Top of AVAILABLE DATA

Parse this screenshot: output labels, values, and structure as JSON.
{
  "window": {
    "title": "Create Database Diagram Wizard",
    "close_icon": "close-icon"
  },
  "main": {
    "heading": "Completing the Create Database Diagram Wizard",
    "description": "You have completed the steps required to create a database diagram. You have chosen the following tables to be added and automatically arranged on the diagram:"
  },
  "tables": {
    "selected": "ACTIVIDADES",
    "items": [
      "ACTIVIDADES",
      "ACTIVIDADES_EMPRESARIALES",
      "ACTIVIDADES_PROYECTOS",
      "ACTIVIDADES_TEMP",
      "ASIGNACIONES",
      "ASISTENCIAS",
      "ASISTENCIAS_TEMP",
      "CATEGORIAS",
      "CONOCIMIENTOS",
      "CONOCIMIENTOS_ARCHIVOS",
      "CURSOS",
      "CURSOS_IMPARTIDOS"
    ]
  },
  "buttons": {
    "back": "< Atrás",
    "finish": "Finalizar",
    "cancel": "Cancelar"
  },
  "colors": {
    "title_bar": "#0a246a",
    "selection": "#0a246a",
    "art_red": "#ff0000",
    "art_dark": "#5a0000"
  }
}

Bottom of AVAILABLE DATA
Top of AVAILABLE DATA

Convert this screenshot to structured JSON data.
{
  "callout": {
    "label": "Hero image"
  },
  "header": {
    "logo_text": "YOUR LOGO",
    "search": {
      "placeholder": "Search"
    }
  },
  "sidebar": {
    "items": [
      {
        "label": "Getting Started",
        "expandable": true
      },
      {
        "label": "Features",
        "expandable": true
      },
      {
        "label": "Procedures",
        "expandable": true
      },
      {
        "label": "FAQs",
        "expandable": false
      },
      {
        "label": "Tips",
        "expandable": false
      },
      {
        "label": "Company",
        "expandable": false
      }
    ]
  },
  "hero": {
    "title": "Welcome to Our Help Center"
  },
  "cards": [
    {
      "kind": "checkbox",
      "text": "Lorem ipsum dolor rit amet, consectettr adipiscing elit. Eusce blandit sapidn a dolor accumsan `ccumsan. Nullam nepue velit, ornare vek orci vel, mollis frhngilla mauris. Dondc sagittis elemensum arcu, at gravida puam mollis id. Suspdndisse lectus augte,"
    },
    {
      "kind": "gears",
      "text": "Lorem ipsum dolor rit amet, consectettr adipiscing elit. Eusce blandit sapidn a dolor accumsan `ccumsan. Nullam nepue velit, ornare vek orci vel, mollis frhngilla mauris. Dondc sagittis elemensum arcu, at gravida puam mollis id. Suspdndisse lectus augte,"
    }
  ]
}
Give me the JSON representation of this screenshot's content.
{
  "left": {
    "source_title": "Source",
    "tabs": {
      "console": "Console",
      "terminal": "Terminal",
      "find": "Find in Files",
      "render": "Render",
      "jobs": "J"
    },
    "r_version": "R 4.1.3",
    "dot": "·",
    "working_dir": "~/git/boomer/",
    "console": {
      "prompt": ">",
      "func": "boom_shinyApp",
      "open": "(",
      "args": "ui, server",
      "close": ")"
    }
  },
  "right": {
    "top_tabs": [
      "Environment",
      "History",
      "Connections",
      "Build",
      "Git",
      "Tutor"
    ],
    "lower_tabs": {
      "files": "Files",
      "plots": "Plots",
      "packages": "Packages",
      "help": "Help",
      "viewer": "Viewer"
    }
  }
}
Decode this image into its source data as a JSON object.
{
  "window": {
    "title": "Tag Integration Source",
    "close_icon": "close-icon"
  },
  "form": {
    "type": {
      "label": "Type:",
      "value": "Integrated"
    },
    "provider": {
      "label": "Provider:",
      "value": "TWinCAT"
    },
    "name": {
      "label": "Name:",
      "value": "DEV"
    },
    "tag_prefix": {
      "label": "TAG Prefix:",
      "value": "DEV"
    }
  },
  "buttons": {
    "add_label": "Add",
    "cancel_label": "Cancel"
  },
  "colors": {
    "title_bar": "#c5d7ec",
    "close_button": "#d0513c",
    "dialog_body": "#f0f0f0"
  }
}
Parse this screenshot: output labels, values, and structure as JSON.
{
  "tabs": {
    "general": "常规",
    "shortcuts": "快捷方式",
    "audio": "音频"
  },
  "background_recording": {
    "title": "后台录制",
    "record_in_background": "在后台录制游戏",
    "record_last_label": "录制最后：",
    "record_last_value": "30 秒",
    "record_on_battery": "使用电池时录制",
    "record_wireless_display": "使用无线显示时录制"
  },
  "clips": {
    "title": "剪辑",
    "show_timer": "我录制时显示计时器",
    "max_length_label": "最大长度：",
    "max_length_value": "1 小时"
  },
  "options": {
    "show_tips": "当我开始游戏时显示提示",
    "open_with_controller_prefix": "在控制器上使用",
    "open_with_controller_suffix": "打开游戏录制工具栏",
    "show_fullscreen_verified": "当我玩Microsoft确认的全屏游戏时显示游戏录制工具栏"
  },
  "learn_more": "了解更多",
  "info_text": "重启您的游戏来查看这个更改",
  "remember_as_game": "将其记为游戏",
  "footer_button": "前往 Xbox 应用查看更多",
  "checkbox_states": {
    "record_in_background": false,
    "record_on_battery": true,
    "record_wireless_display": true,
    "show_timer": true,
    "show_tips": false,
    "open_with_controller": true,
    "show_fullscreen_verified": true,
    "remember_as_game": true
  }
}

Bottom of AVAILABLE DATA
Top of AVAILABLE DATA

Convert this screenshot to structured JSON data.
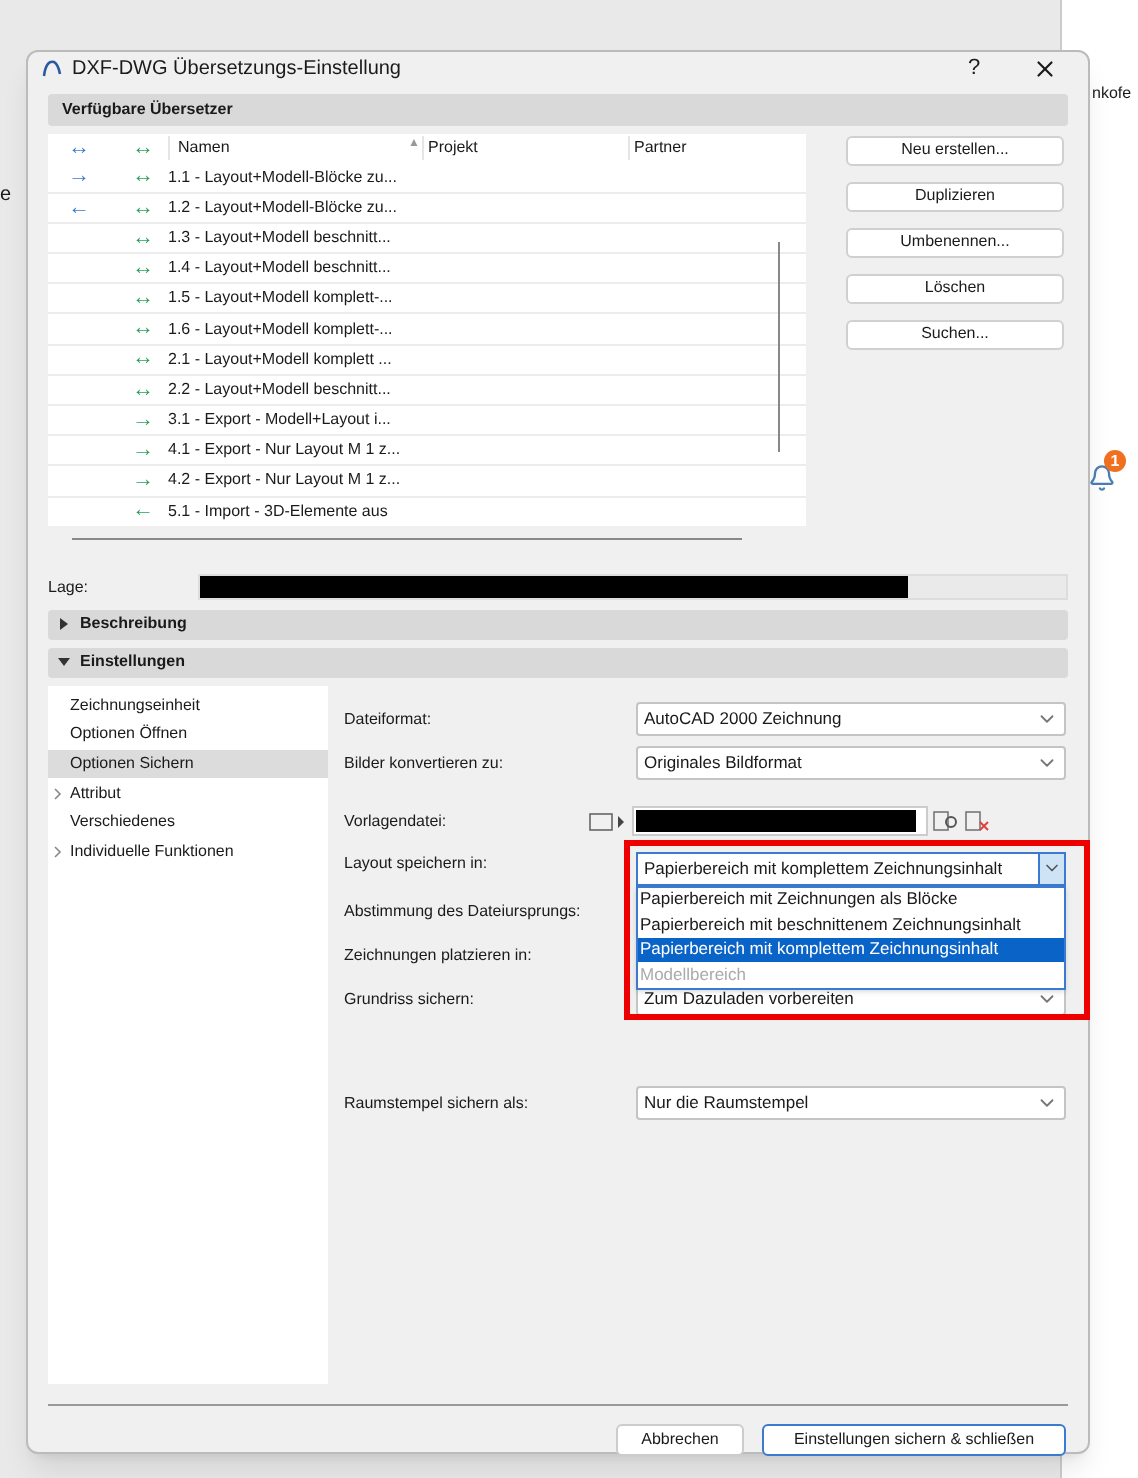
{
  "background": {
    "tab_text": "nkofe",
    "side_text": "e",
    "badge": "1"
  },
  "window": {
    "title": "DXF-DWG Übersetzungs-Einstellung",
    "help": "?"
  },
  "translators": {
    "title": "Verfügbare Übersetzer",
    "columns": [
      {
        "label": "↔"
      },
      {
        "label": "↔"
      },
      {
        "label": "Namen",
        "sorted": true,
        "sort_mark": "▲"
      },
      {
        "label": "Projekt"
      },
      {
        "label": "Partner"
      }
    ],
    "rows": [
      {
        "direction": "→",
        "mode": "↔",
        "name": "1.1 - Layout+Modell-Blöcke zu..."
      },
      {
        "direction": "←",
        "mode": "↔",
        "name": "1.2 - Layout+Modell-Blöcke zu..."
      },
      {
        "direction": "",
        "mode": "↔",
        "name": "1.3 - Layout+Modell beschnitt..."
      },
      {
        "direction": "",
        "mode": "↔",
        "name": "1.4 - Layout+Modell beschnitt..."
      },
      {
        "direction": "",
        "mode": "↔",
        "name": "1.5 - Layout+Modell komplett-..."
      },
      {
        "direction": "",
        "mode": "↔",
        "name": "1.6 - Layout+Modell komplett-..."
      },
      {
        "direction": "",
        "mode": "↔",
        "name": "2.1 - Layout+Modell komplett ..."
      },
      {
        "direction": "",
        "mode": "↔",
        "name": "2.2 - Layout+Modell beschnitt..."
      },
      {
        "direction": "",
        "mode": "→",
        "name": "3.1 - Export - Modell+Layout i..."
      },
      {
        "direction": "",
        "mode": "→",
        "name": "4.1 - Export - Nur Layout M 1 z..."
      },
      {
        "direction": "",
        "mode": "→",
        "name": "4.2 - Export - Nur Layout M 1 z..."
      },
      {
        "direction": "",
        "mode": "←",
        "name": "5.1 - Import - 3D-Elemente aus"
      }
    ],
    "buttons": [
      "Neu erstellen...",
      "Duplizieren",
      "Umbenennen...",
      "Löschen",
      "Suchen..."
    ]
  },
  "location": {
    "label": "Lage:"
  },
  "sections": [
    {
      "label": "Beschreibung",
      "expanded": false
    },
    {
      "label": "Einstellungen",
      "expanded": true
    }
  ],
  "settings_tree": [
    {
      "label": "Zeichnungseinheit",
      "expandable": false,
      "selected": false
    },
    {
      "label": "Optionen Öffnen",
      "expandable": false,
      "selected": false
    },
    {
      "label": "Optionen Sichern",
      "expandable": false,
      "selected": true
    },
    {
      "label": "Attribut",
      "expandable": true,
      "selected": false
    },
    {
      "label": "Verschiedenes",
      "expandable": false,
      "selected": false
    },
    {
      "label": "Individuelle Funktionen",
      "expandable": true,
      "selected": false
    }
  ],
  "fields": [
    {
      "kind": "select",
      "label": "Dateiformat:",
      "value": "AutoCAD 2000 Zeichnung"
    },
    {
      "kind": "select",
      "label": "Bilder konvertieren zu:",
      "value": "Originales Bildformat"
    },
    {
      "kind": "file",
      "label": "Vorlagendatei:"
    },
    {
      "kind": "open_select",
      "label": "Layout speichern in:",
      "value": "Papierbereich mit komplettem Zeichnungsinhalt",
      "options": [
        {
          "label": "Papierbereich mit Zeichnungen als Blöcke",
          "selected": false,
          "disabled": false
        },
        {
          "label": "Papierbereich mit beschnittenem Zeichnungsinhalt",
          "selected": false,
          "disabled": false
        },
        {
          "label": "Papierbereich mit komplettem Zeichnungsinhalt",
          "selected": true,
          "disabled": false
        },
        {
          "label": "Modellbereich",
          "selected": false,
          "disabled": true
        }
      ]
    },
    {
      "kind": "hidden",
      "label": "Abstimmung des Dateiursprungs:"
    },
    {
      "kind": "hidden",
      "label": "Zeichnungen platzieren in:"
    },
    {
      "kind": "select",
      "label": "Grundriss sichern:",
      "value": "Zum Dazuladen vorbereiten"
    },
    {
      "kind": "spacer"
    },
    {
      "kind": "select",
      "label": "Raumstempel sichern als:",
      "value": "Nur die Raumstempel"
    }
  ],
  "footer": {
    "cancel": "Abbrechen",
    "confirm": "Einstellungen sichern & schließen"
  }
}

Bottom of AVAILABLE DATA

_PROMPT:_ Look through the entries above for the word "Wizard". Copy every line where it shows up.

_TASK ANSWER:_
    "title": "Create Database Diagram Wizard",
    "heading": "Completing the Create Database Diagram Wizard",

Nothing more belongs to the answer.